On 29 March 2021, new rental laws are coming into place which clarify the rights and responsibilities of renters and rental providers.
Key changes for landlords
- Rental providers must pay back renters for the cost of urgent repairs (or replacement if the fault cannot be repaired) within seven days of the renter giving written notice of the reasonable cost of the repairs.
- Rental properties can only be advertised with a fixed price. Rental providers are banned from inviting rental bids or soliciting offers of rent higher than the advertised price. A higher, unprompted offer made by a prospective renter can be accepted however.
- For agreements beginning on or after 29 March 2020, minimum rental standards are changing, including requirements relating to safety and privacy, and amenities. Key changes include that each room must be free from mould and dampness, a fixed heater in the main living area will be required for all rented premises and all external doors which are not able to be secured with a functioning deadlock (other than any screen door attached to an external door) must be fitted with a locking device accessible by key. Further, the rented premises must be structurally sound and weatherproof and the bathroom must have access to reasonable hot and cold water supply.
- If the rental property does not meet the minimum standards, the renter has the right to end the rental agreement before they move in.
- Rental providers must give renters seven days’ notice of a general inspection and pay at least $30 for each sales inspection that takes place.
- Before providing a rental agreement, rental providers must disclose to the renter whether the property is on the market for sale or is being repossessed
- Rental providers must comply with requirements for keeping and producing records of gas and electrical safety checks conducted at the property.
- Notices to Vacate for “no reason” can no longer be issued. A valid reason such as sale, demolition of the rental property, or rental provider moving back into the rental property must be provided in order to end the rental agreement.
- To prevent discrimination, it is unlawful for rental providers and their agents to ask any potential renter to provide certain information in a rental application form.

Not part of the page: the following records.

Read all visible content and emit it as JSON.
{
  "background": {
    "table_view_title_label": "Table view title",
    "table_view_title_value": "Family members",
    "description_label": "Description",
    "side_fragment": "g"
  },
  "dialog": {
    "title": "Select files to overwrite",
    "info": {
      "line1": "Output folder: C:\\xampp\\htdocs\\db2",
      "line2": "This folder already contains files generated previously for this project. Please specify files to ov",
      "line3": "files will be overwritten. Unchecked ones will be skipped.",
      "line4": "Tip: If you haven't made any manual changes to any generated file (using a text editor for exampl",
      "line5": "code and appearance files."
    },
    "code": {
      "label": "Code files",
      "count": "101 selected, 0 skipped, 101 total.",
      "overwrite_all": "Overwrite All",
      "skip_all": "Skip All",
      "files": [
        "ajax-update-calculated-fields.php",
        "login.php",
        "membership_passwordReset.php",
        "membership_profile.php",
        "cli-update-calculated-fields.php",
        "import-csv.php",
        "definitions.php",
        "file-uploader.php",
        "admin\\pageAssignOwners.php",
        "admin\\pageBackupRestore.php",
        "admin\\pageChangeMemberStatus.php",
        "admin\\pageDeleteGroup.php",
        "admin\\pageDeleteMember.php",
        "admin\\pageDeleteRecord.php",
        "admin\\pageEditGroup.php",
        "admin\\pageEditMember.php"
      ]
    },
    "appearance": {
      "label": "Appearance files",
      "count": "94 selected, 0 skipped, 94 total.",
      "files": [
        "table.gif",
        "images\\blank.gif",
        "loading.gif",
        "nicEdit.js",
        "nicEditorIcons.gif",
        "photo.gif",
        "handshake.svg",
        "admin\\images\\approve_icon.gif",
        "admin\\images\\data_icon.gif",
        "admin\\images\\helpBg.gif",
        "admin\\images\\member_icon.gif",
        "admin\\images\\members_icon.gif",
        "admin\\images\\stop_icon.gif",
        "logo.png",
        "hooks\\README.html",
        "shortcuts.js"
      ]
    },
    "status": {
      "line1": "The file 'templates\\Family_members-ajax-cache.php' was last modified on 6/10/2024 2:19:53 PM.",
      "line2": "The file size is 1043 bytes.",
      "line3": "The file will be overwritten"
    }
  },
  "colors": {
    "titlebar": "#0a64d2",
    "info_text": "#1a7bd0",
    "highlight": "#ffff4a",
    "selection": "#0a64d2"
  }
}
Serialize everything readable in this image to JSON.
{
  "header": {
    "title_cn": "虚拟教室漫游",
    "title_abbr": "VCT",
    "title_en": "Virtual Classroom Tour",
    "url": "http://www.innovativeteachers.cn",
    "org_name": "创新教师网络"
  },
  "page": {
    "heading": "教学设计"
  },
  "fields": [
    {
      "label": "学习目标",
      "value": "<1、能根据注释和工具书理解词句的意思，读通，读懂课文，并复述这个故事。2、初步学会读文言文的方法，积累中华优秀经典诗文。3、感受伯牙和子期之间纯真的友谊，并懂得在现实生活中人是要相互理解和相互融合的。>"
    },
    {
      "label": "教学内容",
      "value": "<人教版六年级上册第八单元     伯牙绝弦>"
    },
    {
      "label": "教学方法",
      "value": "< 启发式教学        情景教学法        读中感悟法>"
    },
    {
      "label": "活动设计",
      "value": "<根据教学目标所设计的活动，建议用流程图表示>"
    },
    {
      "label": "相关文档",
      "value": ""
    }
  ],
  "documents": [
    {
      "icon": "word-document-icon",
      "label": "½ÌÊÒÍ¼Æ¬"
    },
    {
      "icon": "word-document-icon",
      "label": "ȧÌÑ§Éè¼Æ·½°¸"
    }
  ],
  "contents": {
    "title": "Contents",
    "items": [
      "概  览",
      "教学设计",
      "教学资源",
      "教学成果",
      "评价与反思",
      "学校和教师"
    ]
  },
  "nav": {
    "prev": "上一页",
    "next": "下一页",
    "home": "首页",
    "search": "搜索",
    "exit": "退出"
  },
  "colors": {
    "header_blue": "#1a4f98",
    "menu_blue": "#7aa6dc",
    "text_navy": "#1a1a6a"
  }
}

This includes:
- If an applicant has ever had a dispute with or taken legal action against a rental provider;
- The history of a renters bond in a previous rental premises (for example rental providers cannot ask whether a rental applicant has ever had bond deducted by a previous rental provider);
- Requesting bank or credit card statements that show transactions made by the renter; and
- Private information about the renter which is protected in the Equal Opportunity Act 2010 (such as ethnicity, gender identity or disability).
Key changes for tenants
- The scope of what is considered an urgent repair, which is a repair which must be responded to by the landlord immediately, has widened. Urgent repairs now include repairs relating to air-conditioning and smoke alarms. Further, pest infestation and mould or damp related to the building structure are also considered urgent repairs.
- Rental providers must pay back renters for the cost of urgent repairs within seven days of the renter giving written notice of the reasonable cost of the repairs.
- Tenants can now make small changes to the rental property, such as: installing picture hooks, LED light globes which do not require new light fittings, blind or cord anchors. shelves and child-safety devices on surfaces that are not exposed brick or concrete, without having to ask their landlord for express permission.
- Renters must leave the property reasonably clean and in the same condition as at the start of the rental agreement, taking into account fair wear and tear. This includes reversing any modifications or covering the cost of reversing them, unless agreed upon otherwise with their rental provider.
If you require any further information about these changes, please contact the Beck Legal Property team on 54453333.